An increasing shift is also being seen from pure transportation business to becoming end-to-end service providers, facilitating the growth of third-party logistics and supply chain management industries in India.
"The domestic logistics sector is currently in a transformation phase with game-changing trends like the implementation of GST; increasing focus by foreign investors across the logistics value chain; growing demand for end-to-end solution providers; and the emergence of new avenues such as e-commerce, logistics parks, cold chains and new start-ups. The government's thrust towards building multi-modal transportation infrastructure is also likely to have a significant influence on the logistics industry
over the longer term," the note said while quoting Subrata Ray, senior vice-president and group head- corporate sector ratings.
Also, the railways' competitive position is expected to improve on the back of the commercialisation of dedicated freight corridors (DFCs) and augmentation of the existing network.
The Indian Railways accounts for 30 per cent of the total freight movement in India and is a preferred mode of transportation for long-haul and bulky commodities such as coal, iron ore, fertilisers, steel, and cement. Despite its dominance in the transportation of select commodities, it has gradually lost its market share over the past few decades due to a confluence of factors, including under-investment in infrastructure, limited private sector participation, better service and reliability offered by road transport segment, and an increase in freight charges by railways.
Among ongoing projects to improve rail competitiveness, the completion of the DFCs would be a game changer as it would possibly remove several inefficiencies in freight movement. After many delays, the DFCs are now expected to commence operations from 2019. On both the eastern as well as western corridors, the railways will stand to gain traction from road segment.
Improvement in modal mix and reduction in logistics costs with increased focus on the development of cost-efficient modes like waterways remains to be seen, said ICRA.
The government's other major emphasis is on improving India's transportation mix by developing inland and coastal waterways. With an attempt to improve integrated logistics, the government also plans to develop about 35 strategically located multi-modal logistic parks situated close to major manufacturing and consumption centres. These initiatives have significant potential to bring down the logistics costs in the country over the medium term.
Overall, the domestic logistics industry
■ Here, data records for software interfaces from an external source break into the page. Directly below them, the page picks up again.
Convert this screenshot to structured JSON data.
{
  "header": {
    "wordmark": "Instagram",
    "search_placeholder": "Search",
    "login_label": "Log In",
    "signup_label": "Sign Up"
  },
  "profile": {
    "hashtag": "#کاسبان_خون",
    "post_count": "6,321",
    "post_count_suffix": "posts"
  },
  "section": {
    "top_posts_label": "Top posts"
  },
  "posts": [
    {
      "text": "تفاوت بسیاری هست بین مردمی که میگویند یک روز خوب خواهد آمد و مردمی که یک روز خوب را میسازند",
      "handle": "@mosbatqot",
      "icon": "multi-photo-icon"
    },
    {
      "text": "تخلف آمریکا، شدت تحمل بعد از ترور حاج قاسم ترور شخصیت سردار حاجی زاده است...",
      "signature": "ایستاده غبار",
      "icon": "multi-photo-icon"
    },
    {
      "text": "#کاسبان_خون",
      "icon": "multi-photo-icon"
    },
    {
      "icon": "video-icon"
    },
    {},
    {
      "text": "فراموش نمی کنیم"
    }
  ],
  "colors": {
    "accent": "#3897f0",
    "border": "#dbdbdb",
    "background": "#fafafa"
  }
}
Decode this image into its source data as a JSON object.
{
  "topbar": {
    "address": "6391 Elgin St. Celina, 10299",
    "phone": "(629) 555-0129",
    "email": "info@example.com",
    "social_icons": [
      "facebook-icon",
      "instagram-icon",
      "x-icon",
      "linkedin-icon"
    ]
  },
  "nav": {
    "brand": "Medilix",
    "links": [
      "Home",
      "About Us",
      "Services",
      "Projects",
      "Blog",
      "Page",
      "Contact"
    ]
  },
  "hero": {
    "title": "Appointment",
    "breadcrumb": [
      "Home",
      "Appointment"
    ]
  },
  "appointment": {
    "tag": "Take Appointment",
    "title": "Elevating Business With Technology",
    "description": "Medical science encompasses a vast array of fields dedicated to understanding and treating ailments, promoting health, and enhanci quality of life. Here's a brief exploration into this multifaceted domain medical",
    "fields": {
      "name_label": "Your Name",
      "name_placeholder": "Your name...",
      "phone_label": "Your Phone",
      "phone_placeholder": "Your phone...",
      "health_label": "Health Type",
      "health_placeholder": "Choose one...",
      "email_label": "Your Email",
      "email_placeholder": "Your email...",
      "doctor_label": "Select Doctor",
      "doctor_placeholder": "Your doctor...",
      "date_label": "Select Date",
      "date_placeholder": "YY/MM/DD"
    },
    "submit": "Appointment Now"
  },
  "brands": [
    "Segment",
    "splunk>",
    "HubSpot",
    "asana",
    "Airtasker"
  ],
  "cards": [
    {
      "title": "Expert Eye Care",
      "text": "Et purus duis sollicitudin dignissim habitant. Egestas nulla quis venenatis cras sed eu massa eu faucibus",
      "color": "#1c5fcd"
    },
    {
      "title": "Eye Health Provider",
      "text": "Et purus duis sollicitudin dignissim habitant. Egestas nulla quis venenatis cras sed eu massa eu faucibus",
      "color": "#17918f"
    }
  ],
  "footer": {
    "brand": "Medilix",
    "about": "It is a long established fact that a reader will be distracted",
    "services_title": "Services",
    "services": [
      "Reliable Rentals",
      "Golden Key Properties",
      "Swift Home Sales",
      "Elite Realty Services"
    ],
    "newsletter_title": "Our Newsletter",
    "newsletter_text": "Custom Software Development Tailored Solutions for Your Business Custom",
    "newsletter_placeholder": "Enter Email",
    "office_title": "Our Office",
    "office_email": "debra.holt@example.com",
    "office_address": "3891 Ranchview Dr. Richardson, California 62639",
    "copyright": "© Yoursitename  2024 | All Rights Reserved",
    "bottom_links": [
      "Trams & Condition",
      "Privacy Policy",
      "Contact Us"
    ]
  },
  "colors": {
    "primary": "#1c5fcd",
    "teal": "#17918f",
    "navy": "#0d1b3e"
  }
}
is at the crossroads, poised for growth on the back of economic recovery and changing industry dynamics. Towards this end, the ability of existing players to withstand, adopt, and adapt to these emerging trends would be critical. While organised players are likely to increase their share in the road logistics pie, multimodal logistics are also expected to gain increased acceptance with a shift towards more cost-efficient modes of transport like waterways and railways. "However, the shift towards these alternate cost-efficient modes is likely to be a gradual phenomenon," said Ray, adding, "...And would be more pronounced in certain bulk commodities. For transportation of non-bulk commodities, last-mile delivery, express logistics etc are likely to prefer the existing road logistics. Nonetheless, these trends are likely to improve the efficiency and reduce the costs of logistics in India over the long term."